Excerpts from a dataset
'''

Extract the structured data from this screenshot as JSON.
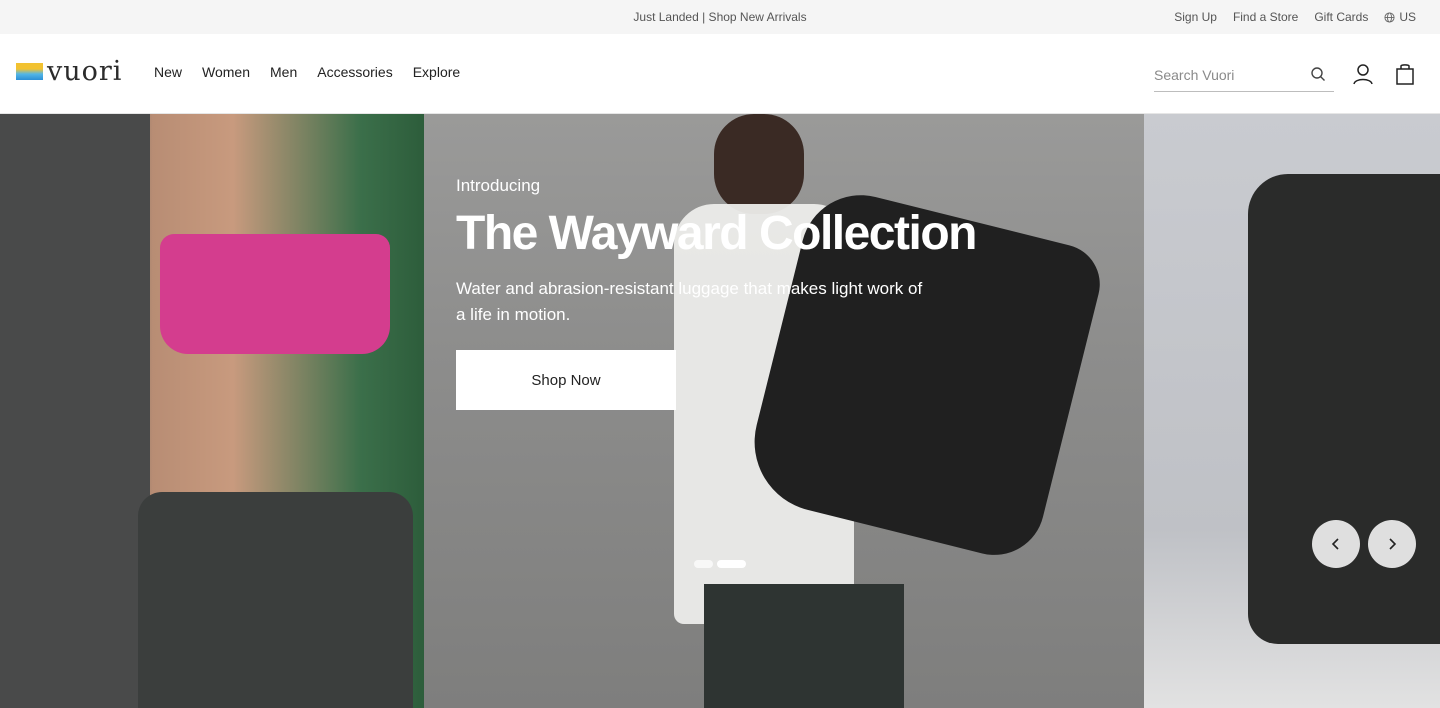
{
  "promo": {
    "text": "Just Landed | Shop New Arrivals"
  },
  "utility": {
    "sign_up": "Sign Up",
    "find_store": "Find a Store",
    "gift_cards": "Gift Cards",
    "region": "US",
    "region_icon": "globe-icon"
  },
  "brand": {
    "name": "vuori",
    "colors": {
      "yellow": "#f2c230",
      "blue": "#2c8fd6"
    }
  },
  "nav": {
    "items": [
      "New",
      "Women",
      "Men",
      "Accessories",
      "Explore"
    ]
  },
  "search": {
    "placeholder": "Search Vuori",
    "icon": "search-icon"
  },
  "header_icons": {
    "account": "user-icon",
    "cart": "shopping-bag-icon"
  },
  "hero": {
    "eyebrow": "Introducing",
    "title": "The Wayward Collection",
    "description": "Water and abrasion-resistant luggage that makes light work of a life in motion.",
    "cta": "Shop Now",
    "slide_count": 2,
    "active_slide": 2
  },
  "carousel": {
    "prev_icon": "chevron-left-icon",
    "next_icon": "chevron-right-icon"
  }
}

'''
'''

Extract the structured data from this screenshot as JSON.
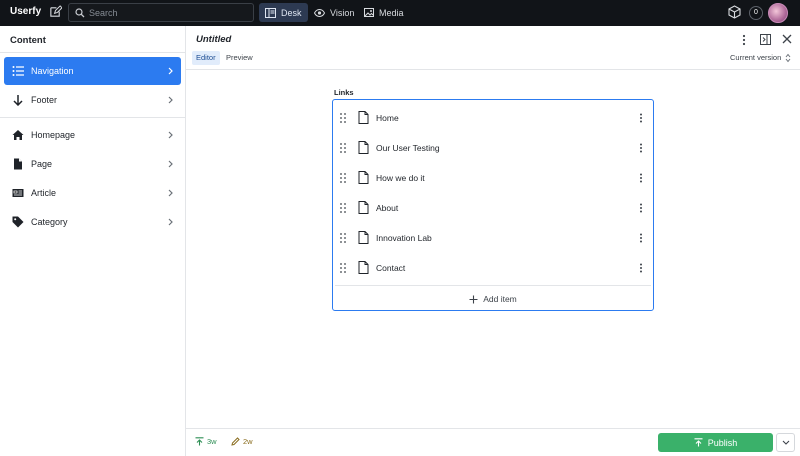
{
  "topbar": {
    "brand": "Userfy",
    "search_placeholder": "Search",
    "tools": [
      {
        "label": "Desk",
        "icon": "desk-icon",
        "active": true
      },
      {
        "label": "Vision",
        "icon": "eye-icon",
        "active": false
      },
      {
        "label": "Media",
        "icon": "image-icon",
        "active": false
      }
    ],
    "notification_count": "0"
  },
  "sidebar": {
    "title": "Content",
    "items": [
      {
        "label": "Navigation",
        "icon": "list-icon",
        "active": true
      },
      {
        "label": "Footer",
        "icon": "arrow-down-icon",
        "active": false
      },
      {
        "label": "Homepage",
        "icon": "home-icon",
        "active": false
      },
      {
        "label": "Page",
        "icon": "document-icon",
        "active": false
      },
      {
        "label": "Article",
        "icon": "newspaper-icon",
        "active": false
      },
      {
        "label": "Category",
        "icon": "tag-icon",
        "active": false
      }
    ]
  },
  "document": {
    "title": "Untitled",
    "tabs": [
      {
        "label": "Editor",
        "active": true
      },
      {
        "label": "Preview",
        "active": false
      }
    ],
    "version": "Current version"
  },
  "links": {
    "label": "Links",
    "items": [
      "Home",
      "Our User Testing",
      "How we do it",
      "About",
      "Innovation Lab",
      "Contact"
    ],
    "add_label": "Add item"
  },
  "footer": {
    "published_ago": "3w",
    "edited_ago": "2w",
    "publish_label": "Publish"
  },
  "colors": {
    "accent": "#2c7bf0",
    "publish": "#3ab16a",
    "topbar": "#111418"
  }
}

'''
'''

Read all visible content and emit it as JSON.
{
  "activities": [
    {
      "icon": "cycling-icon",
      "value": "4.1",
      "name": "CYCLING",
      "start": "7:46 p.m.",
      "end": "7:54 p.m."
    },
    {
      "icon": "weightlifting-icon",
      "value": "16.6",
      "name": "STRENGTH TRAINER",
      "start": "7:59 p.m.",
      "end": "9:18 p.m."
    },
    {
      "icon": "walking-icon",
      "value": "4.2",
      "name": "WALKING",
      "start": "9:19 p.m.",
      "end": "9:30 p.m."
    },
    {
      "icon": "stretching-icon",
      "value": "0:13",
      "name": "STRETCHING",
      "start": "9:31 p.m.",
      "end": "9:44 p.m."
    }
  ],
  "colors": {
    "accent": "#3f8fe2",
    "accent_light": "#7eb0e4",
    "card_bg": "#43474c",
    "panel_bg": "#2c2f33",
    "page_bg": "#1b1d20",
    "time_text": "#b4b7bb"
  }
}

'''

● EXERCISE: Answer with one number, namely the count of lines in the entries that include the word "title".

● OUTPUT OF THE EXERCISE: 3